AUSTRALIAN telecommunications company Telstra Corp. Limited and Philippine conglomerate San Miguel Corp. (SMC) have ended negotiations for a joint venture, Telstra announced yesterday.
In a statement issued to the Australian Securities Exchange yesterday morning, Telstra said the two firms were unable to reach an agreement on the commercial arrangements for a joint venture.
“While this opportunity is strategically attractive, and we have great respect for San Miguel Corporation and its President Mr. (Ramon) Ang, it was obviously crucial that the commercial arrangements achieved the right risk-reward balance for all involved,” said Telstra’s chief executive officer Andrew Penn.
The Australian telecom giant’s share price has tumbled since talks were first confirmed in August 2015. Penn expressed interest to spend $1 billion for the joint venture.
Telstra said it has offered to continue technical network design and construction consultancy support to SMC, should those services be required.
Penn said both organizations agreed to end the negotiations over the weekend. The company said it will continue to pursue growth opportunities in Asia.
“Our investment decisions will be guided by our capital management framework. Investments remain an important part of our future to ensure sustainable growth in earnings and shareholder returns over time,” he added.
Following the collapse of the talks, a local IT BPM authority expressed hopes for another player.
“A third major player in the telecom industry would have made competition much healthier. Let’s hope that another major player will come in soon,” said Wilfredo “Jun” Sa-a Jr., managing director of the Cebu Educational Development Foundation for Information Technology (Cedfit).
Telstra would have been the third player to challenge the country’s telecom giants, PLDT and Globe Telecom.
Both companies have been calling on the National Telecommunications Commission to reallocate part of the 700Mhz frequency controlled by SMC.
United States Ambassador David H. Thorne, senior advisor to the US Secretary of State recently stressed the importance of digital connectivity if it wants to spur the growth of entrepreneurship in the country.
Quality of Internet
Cebu’s business leaders also emphasized the importance of having new players in the telecom industry.
Christian Paro-an, Cebu Business Month 2016 chair and owner of RC Goldline, earlier assured that poor and expensive Internet connectivity in the country will be tackled in the series of fora this June.

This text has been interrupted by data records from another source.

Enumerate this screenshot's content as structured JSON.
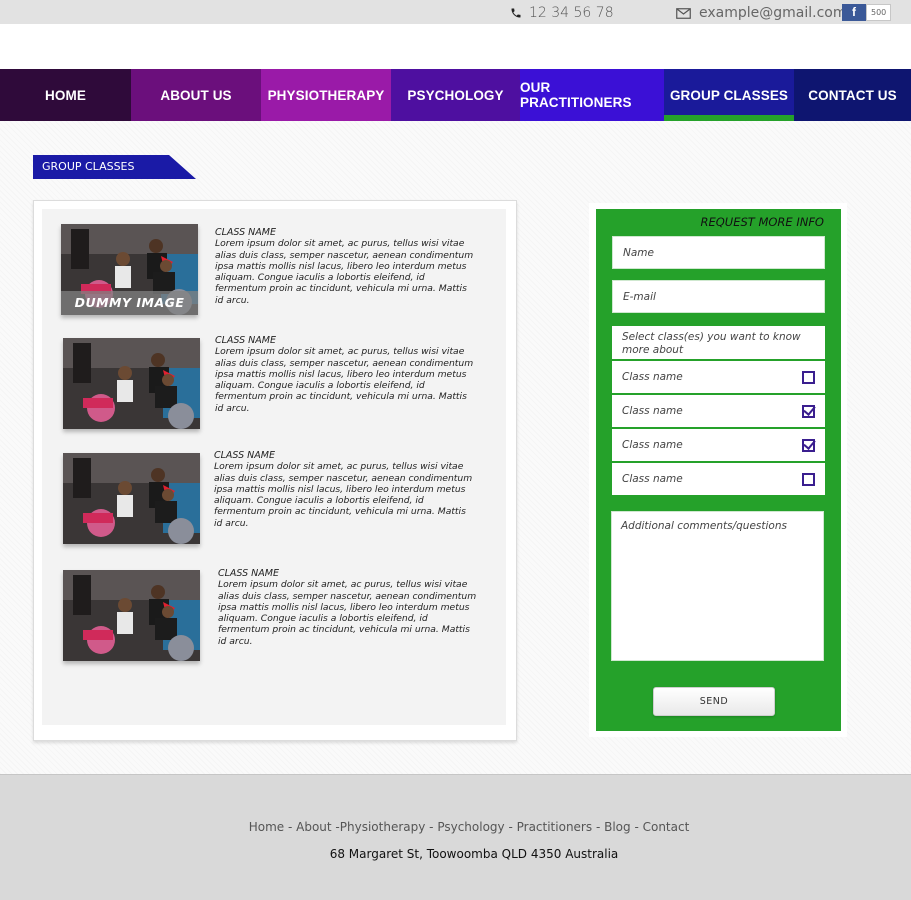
{
  "topbar": {
    "phone": "12 34 56 78",
    "email": "example@gmail.com",
    "facebook_letter": "f",
    "facebook_count": "500"
  },
  "nav": {
    "items": [
      {
        "label": "HOME",
        "color": "#2f0a3a"
      },
      {
        "label": "ABOUT US",
        "color": "#6b0f7c"
      },
      {
        "label": "PHYSIOTHERAPY",
        "color": "#9a1aa8"
      },
      {
        "label": "PSYCHOLOGY",
        "color": "#4e0fa0"
      },
      {
        "label": "OUR PRACTITIONERS",
        "color": "#3b10d6"
      },
      {
        "label": "GROUP CLASSES",
        "color": "#1a1a9a",
        "active": true
      },
      {
        "label": "CONTACT US",
        "color": "#0e1570"
      }
    ]
  },
  "section": {
    "title": "GROUP CLASSES"
  },
  "classes": [
    {
      "name": "CLASS NAME",
      "description": "Lorem ipsum dolor sit amet, ac purus, tellus wisi vitae alias duis class, semper nascetur, aenean condimentum ipsa mattis mollis nisl lacus, libero leo interdum metus aliquam. Congue iaculis a lobortis eleifend, id fermentum proin ac tincidunt, vehicula mi urna. Mattis id arcu.",
      "overlay": "DUMMY IMAGE"
    },
    {
      "name": "CLASS NAME",
      "description": "Lorem ipsum dolor sit amet, ac purus, tellus wisi vitae alias duis class, semper nascetur, aenean condimentum ipsa mattis mollis nisl lacus, libero leo interdum metus aliquam. Congue iaculis a lobortis eleifend, id fermentum proin ac tincidunt, vehicula mi urna. Mattis id arcu."
    },
    {
      "name": "CLASS NAME",
      "description": "Lorem ipsum dolor sit amet, ac purus, tellus wisi vitae alias duis class, semper nascetur, aenean condimentum ipsa mattis mollis nisl lacus, libero leo interdum metus aliquam. Congue iaculis a lobortis eleifend, id fermentum proin ac tincidunt, vehicula mi urna. Mattis id arcu."
    },
    {
      "name": "CLASS NAME",
      "description": "Lorem ipsum dolor sit amet, ac purus, tellus wisi vitae alias duis class, semper nascetur, aenean condimentum ipsa mattis mollis nisl lacus, libero leo interdum metus aliquam. Congue iaculis a lobortis eleifend, id fermentum proin ac tincidunt, vehicula mi urna. Mattis id arcu."
    }
  ],
  "form": {
    "title": "REQUEST MORE INFO",
    "name_placeholder": "Name",
    "email_placeholder": "E-mail",
    "select_prompt": "Select class(es) you want to know more about",
    "options": [
      {
        "label": "Class name",
        "checked": false
      },
      {
        "label": "Class name",
        "checked": true
      },
      {
        "label": "Class name",
        "checked": true
      },
      {
        "label": "Class name",
        "checked": false
      }
    ],
    "comments_placeholder": "Additional comments/questions",
    "send_label": "SEND",
    "panel_color": "#25a12a"
  },
  "footer": {
    "links": [
      "Home",
      "About",
      "Physiotherapy",
      "Psychology",
      "Practitioners",
      "Blog",
      "Contact"
    ],
    "address": "68 Margaret St, Toowoomba QLD 4350 Australia"
  }
}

In a CBM press conference last month, Cebu Chamber of Commerce immediate past president Ma. Teresa Chan, acknowledged that poor connectivity hampers the ability of digital tools to uplift the conditions of small and medium enterprises (SMEs).
Instead of having only two popular telcos, Paro-an believes there are already other players that have long been present, but their reach is not as not as wide as the leading companies.

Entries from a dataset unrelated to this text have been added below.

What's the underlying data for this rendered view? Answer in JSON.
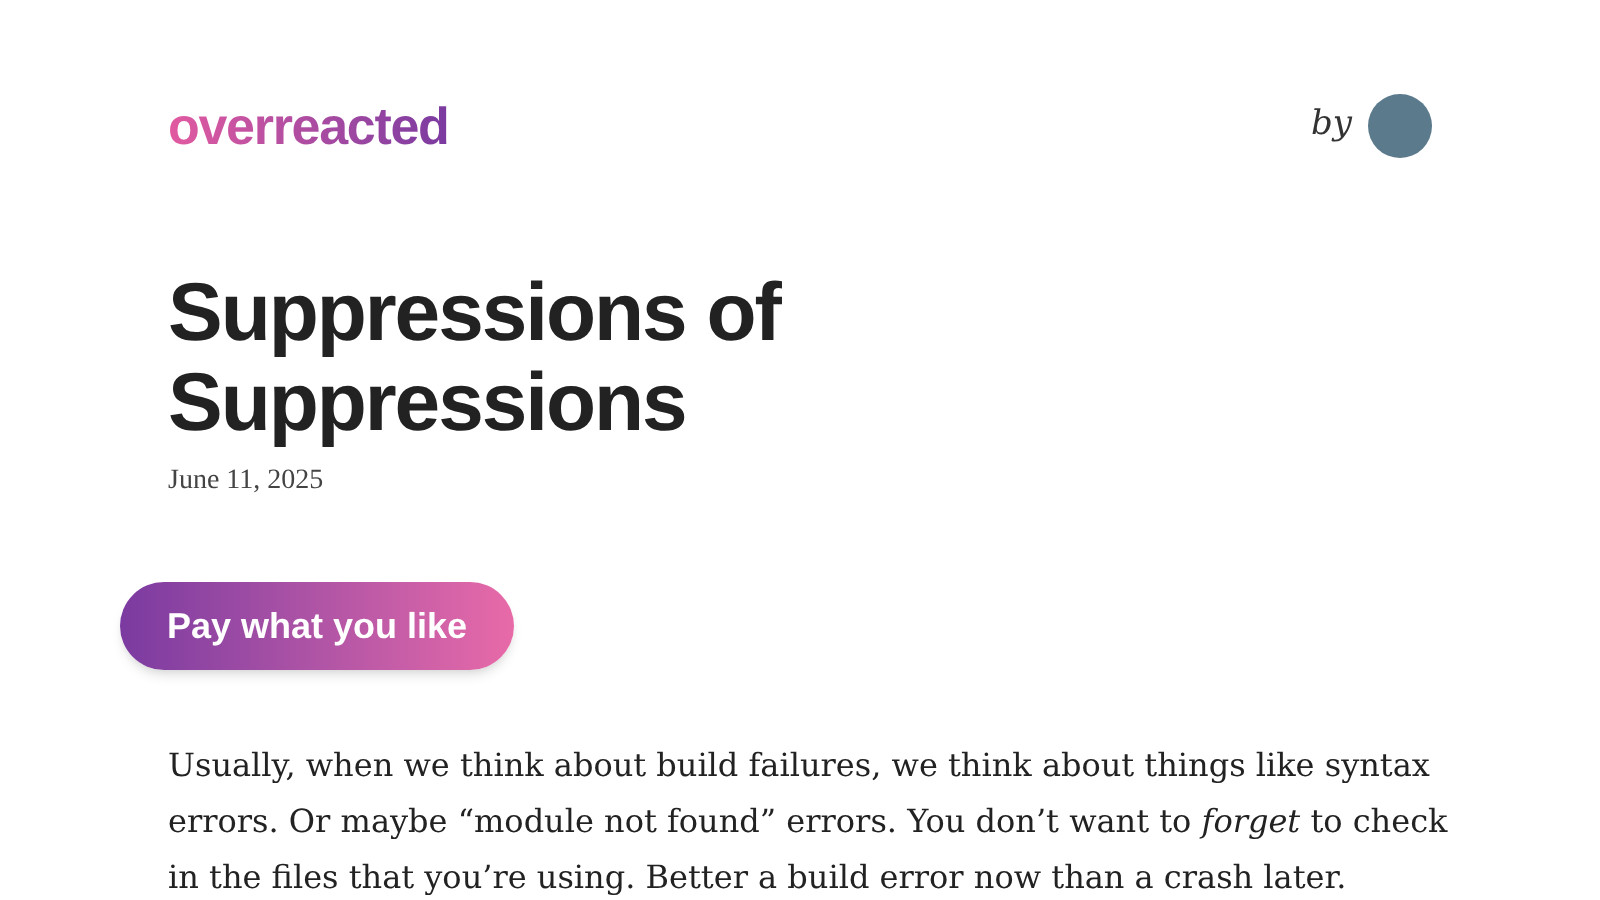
{
  "header": {
    "logo": "overreacted",
    "byline": "by"
  },
  "post": {
    "title": "Suppressions of Suppressions",
    "date": "June 11, 2025"
  },
  "pay_button": {
    "label": "Pay what you like"
  },
  "body": [
    "Usually, when we think about build failures, we think about things like syntax errors. Or maybe “module not found” errors. You don’t want to *forget* to check in the files that you’re using. Better a build error now than a crash later."
  ]
}
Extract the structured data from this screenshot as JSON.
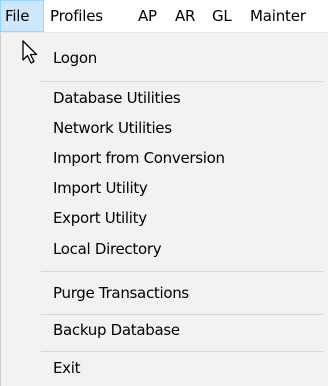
{
  "menubar": {
    "items": [
      {
        "label": "File",
        "active": true
      },
      {
        "label": "Profiles",
        "active": false
      },
      {
        "label": "AP",
        "active": false
      },
      {
        "label": "AR",
        "active": false
      },
      {
        "label": "GL",
        "active": false
      },
      {
        "label": "Mainter",
        "active": false
      }
    ]
  },
  "file_menu": {
    "items": [
      {
        "label": "Logon"
      },
      {
        "label": "Database Utilities"
      },
      {
        "label": "Network Utilities"
      },
      {
        "label": "Import from Conversion"
      },
      {
        "label": "Import Utility"
      },
      {
        "label": "Export Utility"
      },
      {
        "label": "Local Directory"
      },
      {
        "label": "Purge Transactions"
      },
      {
        "label": "Backup Database"
      },
      {
        "label": "Exit"
      }
    ]
  },
  "cursor": {
    "icon": "mouse-pointer-icon"
  },
  "colors": {
    "menu_background": "#f2f2f2",
    "active_highlight": "#cce8ff",
    "active_border": "#99d1ff",
    "separator": "#d7d7d7"
  }
}
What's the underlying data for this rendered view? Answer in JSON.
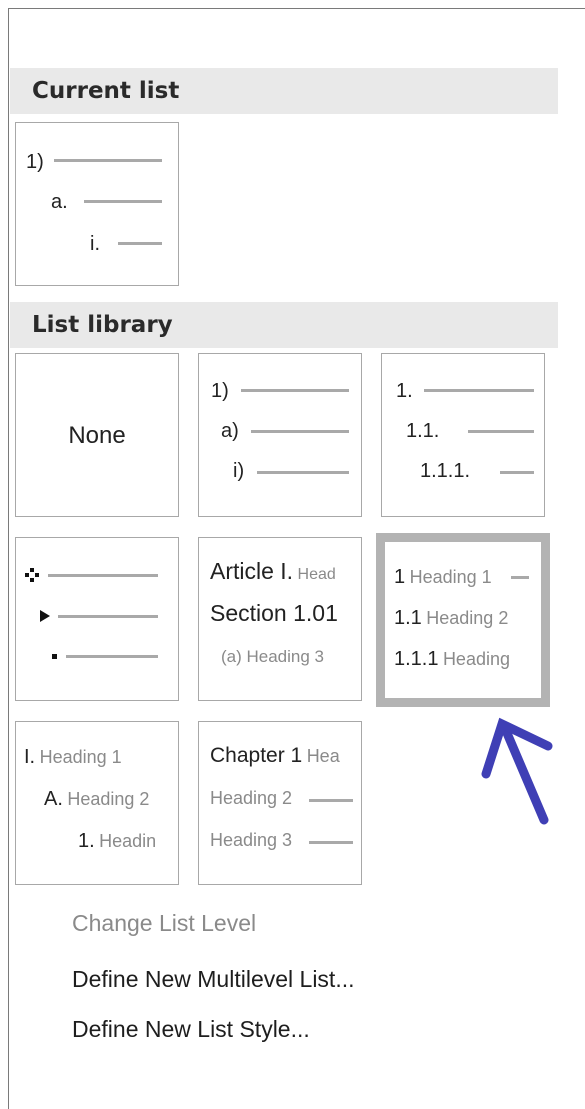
{
  "sections": {
    "current_list": "Current list",
    "list_library": "List library"
  },
  "current_list": {
    "level1": "1)",
    "level2": "a.",
    "level3": "i."
  },
  "library": {
    "none_label": "None",
    "paren_list": {
      "l1": "1)",
      "l2": "a)",
      "l3": "i)"
    },
    "decimal_list": {
      "l1": "1.",
      "l2": "1.1.",
      "l3": "1.1.1."
    },
    "article_list": {
      "l1_prefix": "Article I.",
      "l1_text": "Head",
      "l2": "Section 1.01",
      "l3": "(a) Heading 3"
    },
    "heading_numbered_list": {
      "l1_num": "1",
      "l1_text": "Heading 1",
      "l2_num": "1.1",
      "l2_text": "Heading 2",
      "l3_num": "1.1.1",
      "l3_text": "Heading"
    },
    "outline_list": {
      "l1_num": "I.",
      "l1_text": "Heading 1",
      "l2_num": "A.",
      "l2_text": "Heading 2",
      "l3_num": "1.",
      "l3_text": "Headin"
    },
    "chapter_list": {
      "l1_prefix": "Chapter 1",
      "l1_text": "Hea",
      "l2": "Heading 2",
      "l3": "Heading 3"
    },
    "bullet_list": {
      "l1_icon": "diamond-dots-bullet-icon",
      "l2_icon": "arrow-bullet-icon",
      "l3_icon": "square-bullet-icon"
    }
  },
  "menu": {
    "change_level": "Change List Level",
    "define_multilevel": "Define New Multilevel List...",
    "define_style": "Define New List Style..."
  },
  "annotation": {
    "arrow_color": "#3f3fb5"
  }
}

Paro-an said these networks require expansions so their services could reach a wider consumer base.
“The business sector will contine to push for this one...for better Internet service in the country because this is a matter of need” said Allan G. Suarez Jr., CBM 2016 vice chair, who is also the incumbent chair of the Philippine Exporters Confederation Inc. (Philexport) Cebu. Suarez said that the country’s Internet connectivity is one of the world’s most expensive yet also one of the slowest.
Paro-an said the CBM committee has invited telecom companies in the series of CBM events. While he doesn’t know who these companies will be sending, he noted that telco representatives will surely have to explain the present Internet infrastructure, because it is expected that the Cebuano audience will raise this long-time concern.

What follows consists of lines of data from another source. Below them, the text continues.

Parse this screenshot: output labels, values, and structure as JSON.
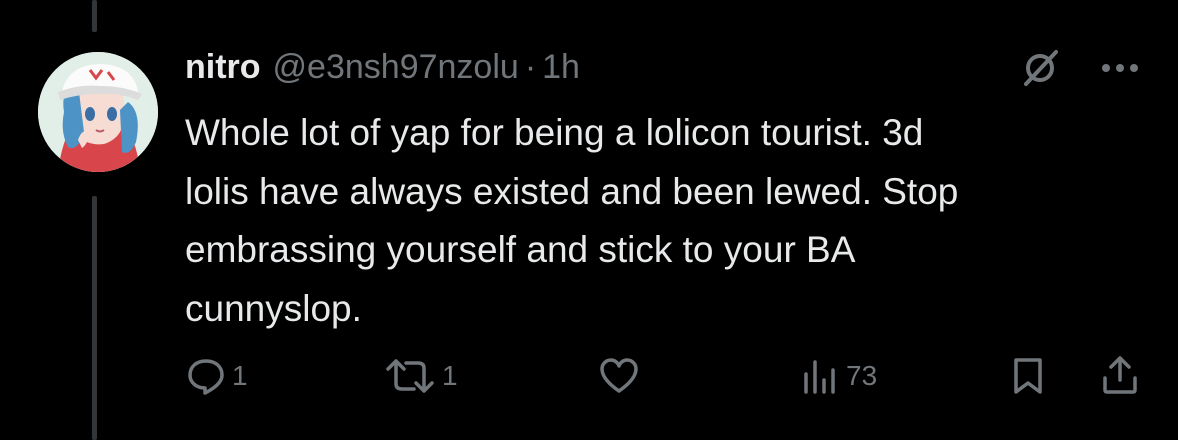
{
  "tweet": {
    "display_name": "nitro",
    "handle": "@e3nsh97nzolu",
    "separator": "·",
    "time": "1h",
    "text_lines": [
      "Whole lot of yap for being a lolicon tourist. 3d",
      "lolis have always existed and been lewed. Stop",
      "embrassing yourself and stick to your BA",
      "cunnyslop."
    ]
  },
  "actions": {
    "reply_count": "1",
    "repost_count": "1",
    "like_count": "",
    "views_count": "73"
  },
  "icons": {
    "avatar": "avatar",
    "grok": "grok-icon",
    "more": "more-icon",
    "reply": "reply-icon",
    "repost": "repost-icon",
    "like": "like-icon",
    "views": "views-icon",
    "bookmark": "bookmark-icon",
    "share": "share-icon"
  },
  "colors": {
    "background": "#000000",
    "text": "#e7e9ea",
    "secondary": "#71767b",
    "thread_line": "#333639"
  }
}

In 2015, PLDT registered a net income drop of 35 percent to P22.1 billion, while Globe Telecom registered an increase by 23 percent to P16.5 billion.